Bill advocates for the decriminalization of psilocybin mushrooms in Connecticut are facing opposition from unexpected sources. A group of mushroom advocates in the state is opposing a bill that would decriminalize the possession of small amounts of psilocybin mushrooms.
The bill, HB6734, would make possession of up to fourteen grams of psilocybin mushrooms a civil infraction, punishable by a fine of up to $150. The bill would not legalize the sale or distribution of psilocybin mushrooms. However, the Connecticut Psychedelic Society, a group of mushroom advocates in the state, is opposing the bill, arguing that it does not go far enough.
The group is calling for the full legalization of psilocybin mushrooms, arguing that decriminalization would not do enough to address the harms of the war on drugs. The group argues that psilocybin mushrooms have a long history of use in spiritual and therapeutic contexts and that they have been shown to have potential benefits for treating a range of mental health conditions, including depression, anxiety, and PTSD.
“No Grow, No Go,” said Christina Capitan, a co-founder of the CT CannaWarriors. “If we can’t grow our own medicine, that’s opening the door to corporations taking over the space just like they’ve tried in cannabis.”
The group also argues that psilocybin mushrooms are safer than many other drugs, including alcohol and tobacco, and that they have a low potential for abuse and addiction. Opponents of the bill argue that psilocybin mushrooms are a dangerous drug that can cause serious harm, including psychosis, hallucinations, and other mental health problems. They also argue that decriminalization would send the wrong message to young people, and that it would make it easier for drug dealers to sell psilocybin mushrooms to minors. The debate over psilocybin mushrooms is part of a larger conversation about drug policy in the United States.
Many advocates argue that the war on drugs has been a failure, and that it has done more harm than good. They argue that drug use should be treated as a public health issue, rather than a criminal justice issue. Some states have already taken steps to decriminalize or legalize psilocybin mushrooms. In 2020, Oregon became the first state to legalize psilocybin mushrooms for therapeutic use. Other states, including California and Colorado, have decriminalized psilocybin mushrooms.

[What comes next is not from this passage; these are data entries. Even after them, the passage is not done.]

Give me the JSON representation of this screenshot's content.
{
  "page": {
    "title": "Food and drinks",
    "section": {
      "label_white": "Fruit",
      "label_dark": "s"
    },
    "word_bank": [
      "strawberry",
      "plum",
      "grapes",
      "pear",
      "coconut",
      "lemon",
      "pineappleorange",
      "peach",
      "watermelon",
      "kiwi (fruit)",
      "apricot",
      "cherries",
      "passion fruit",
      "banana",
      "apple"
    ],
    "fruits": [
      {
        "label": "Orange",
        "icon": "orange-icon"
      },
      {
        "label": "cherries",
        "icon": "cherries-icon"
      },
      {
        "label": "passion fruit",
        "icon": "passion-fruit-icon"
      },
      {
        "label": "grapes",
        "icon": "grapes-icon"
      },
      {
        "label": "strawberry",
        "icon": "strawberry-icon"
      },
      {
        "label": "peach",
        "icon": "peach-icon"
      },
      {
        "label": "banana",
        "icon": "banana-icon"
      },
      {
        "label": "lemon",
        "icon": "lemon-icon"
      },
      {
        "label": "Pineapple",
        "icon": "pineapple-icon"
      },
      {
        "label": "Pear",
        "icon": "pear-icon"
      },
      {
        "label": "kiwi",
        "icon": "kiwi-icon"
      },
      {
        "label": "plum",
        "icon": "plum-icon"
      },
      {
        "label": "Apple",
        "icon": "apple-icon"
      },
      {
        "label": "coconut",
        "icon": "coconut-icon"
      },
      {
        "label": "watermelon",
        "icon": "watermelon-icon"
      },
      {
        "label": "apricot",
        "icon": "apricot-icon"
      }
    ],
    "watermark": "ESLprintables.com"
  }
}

Despite the opposition from the Connecticut Psychedelic Society, the bill to decriminalize psilocybin mushrooms in Connecticut has gained support from a number of lawmakers and advocacy groups. The bill is currently being considered by the state legislature, and it remains to be seen whether it will be passed into law. In conclusion, the debate over the decriminalization of psilocybin mushrooms in Connecticut is a complex issue that raises important questions about drug policy and public health.